It is not a given that we must lose teeth as we age. If we maintain good oral hygiene and have regular professional cleanings and oral examinations, chances are we can keep our natural teeth for life. That involves not only caring for the teeth themselves, but also the structures that surround them: the gums and tooth-supporting bone. Gum disease, which is a bacterial infection, threatens these supporting tissues. That is why dental professionals are always on the lookout for early signs that patients may not notice. When signs of trouble become apparent, periodontal therapy may be suggested.
Periodontal therapy can take various forms, but the goal is always to restore diseased tissues to health. Gum (periodontal) disease can spread from the gums to the bone that supports the teeth, and may even cause tooth loss in the most severe cases. There are very effective therapies to combat this, ranging from scalings (deep cleanings) that remove plaque and calculus (tartar) from beneath the gum line, to surgical repair of lost gum and bone tissue.
Periodontal Therapy Procedures

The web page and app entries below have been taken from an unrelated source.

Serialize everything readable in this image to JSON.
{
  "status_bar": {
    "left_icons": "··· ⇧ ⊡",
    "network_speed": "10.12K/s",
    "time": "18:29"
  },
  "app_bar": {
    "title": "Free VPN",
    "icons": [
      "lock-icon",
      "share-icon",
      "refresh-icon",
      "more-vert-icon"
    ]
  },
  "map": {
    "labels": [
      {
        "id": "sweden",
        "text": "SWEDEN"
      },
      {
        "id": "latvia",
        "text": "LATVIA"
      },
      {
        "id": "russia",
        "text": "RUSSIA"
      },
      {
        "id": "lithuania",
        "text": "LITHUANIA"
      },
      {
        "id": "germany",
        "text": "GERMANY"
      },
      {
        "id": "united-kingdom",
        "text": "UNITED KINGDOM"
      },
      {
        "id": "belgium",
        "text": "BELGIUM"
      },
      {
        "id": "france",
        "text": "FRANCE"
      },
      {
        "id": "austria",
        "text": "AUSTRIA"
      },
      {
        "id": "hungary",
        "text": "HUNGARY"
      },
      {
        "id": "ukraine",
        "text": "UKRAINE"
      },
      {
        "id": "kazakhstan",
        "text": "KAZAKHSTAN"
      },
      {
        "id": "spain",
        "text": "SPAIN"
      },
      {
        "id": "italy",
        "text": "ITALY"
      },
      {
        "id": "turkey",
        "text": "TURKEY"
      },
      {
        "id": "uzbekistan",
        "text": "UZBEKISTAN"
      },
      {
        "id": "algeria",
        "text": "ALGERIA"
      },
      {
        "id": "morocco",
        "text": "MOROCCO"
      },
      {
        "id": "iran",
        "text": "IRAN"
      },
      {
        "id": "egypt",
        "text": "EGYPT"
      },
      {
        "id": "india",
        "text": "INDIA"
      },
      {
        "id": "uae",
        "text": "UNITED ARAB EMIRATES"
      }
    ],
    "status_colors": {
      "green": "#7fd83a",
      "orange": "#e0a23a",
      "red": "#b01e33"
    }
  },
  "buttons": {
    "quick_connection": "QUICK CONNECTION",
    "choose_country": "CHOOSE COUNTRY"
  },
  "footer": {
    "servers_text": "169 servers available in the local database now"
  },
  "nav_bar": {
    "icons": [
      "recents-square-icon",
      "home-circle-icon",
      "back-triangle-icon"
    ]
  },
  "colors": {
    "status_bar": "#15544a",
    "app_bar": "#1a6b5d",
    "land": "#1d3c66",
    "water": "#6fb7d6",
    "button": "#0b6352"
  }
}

Periodontal therapy includes both surgical and non-surgical techniques to restore health to the tissues that support the teeth (gums and bone) and prevent tooth loss. They include:
Your Role in Periodontal Health
Dental plaque is the main cause of periodontal disease, so it's essential to remove it every day with effective brushing and flossing. This doesn't mean scrubbing, which can actually cause your gums to recede. Proper techniques can be demonstrated for you, if you have any questions.
Of course, there are some areas of the mouth that a toothbrush and floss just can't reach, which is why it's so important to have regular professional cleanings at the dental office. Your regular dental exam is also a time when early signs of gum disease can be detected — before they become apparent even to you.
Eating a nutritious diet low in sugar, and staying away from tobacco in all forms, will also increase your periodontal health — and your chances of keeping your teeth for life.